> **Website and app data records**
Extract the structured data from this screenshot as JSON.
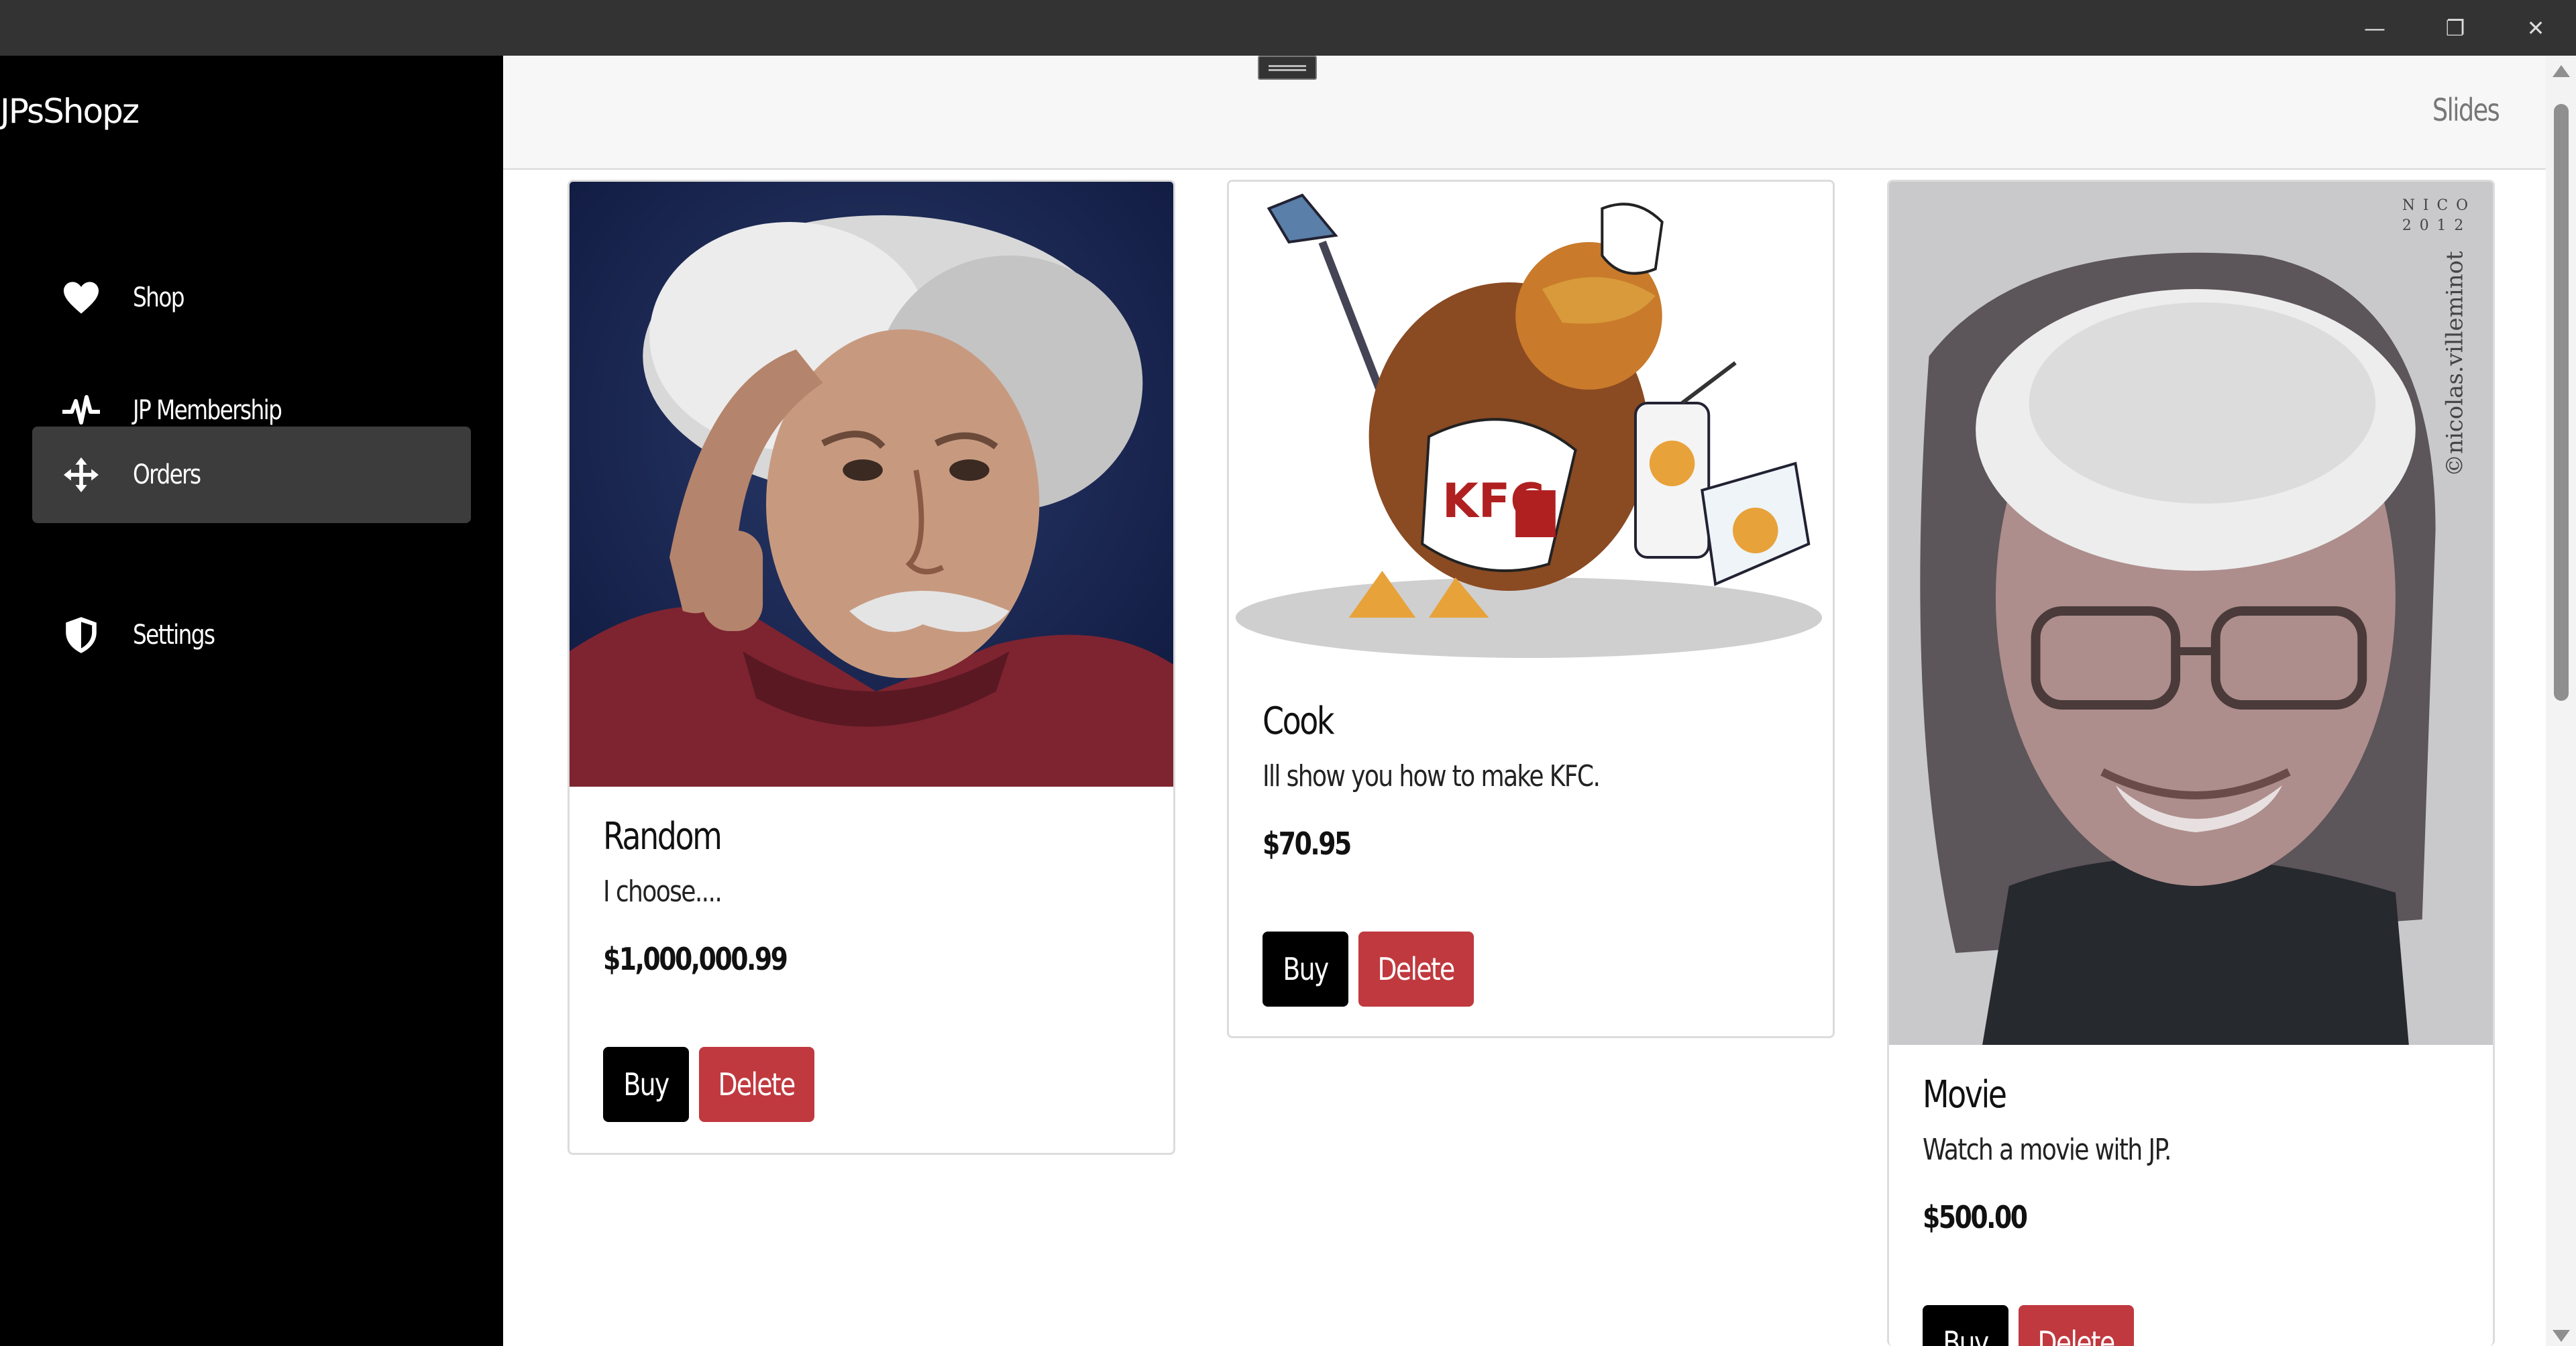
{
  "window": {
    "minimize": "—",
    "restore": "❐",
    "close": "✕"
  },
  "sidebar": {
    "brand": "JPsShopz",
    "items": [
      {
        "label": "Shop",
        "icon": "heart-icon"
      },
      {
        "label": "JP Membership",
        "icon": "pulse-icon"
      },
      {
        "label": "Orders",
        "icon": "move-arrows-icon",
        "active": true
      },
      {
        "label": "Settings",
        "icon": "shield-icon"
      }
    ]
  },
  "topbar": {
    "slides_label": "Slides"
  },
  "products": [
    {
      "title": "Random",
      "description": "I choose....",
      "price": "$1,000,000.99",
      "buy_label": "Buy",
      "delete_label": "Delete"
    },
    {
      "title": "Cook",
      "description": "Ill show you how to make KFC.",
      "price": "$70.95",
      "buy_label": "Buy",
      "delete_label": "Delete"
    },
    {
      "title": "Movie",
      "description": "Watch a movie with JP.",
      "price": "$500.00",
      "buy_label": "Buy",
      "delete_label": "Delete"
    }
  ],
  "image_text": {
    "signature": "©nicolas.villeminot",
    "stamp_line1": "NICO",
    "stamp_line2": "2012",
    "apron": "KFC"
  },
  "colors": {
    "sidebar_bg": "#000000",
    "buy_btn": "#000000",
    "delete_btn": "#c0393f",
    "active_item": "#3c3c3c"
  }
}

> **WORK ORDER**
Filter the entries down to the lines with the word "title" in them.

> **EXERCISE RESULT**
      "title": "Random",
      "title": "Cook",
      "title": "Movie",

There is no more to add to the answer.